Generally, there is an abundance of both found-object and handmade assemblage. With the exception of Brian Belott’s frozen collaged paintings on popsicle-like poles seen through deli freezer windows, it doesn’t offer much humour—especially, for Warren B. Kanders. The vice-chair of the Whitney’s board, Kanders owns and operates Safariland, a company that makes the injurious tear gas canisters, called triple-chasers, that American border patrol agents and military have been lobbing at asylum seekers crowding our southern border.
Last November, nearly 100 Whitney staffers signed a letter asking for Kanders’s resignation from the museum’s board. (The biennial’s co-curator Hockley was one.) In an op-ed for the New York Times, Kanders insisted that he wasn’t the problem. He isn’t, entirely. That would be the person who militarised the government’s response to the migrants at the border. But another problem is the public’s perception of the museum.
In an endearing, bite-the-hand-that-feeds-you move—Kanders helped to underwrite the Whitney’s recent Andy Warhol retrospective—the biennial’s curators commissioned Triple Chaser, a film by the UK-based collective, Forensic Architecture. Forget for a moment that the group falls outside the museum’s exclusively American art purview; the work was produced by the homegrown documentary film-maker Laura Poitras. (A mural by the biennial artist Pat Phillips also pictures such a canister.)

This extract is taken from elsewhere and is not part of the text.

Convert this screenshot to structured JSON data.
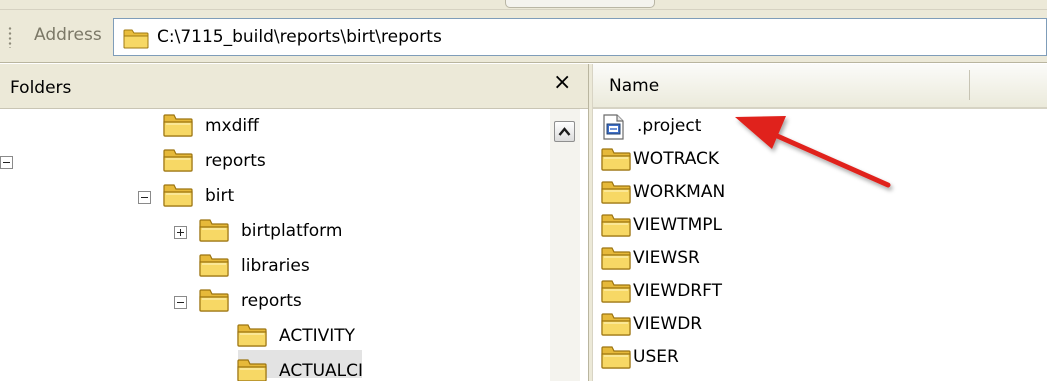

Tear gas grenades are forbidden on actual battlefields; they are only used to control civilian unrest. Employing AI-assisted methods, Forensic Architecture created an algorithm to identify the use of triple-chasers in trouble spots around the world. The film also includes information about civilian deaths in Gaza linked to Sierra Bullets, another business partially owned by Kanders.
The problem is that the film comes off as slick propaganda—advertising to sell justified outrage. It is useful mainly to point up the morally compromised position of institutions that, lacking government leadership or support (or even interest), accept money from individuals whose wealth derives from objectionable sources.
That may be the world we live in now, so perhaps it makes sense for the biennial to reflect it. Ultimately, it returns us to the question of what we want from art and its institutions. Pleasure? Confrontation? Agency? Sensory stimulation? Historical reckoning?
This exhibition attempts to do it all, without actually making a difference.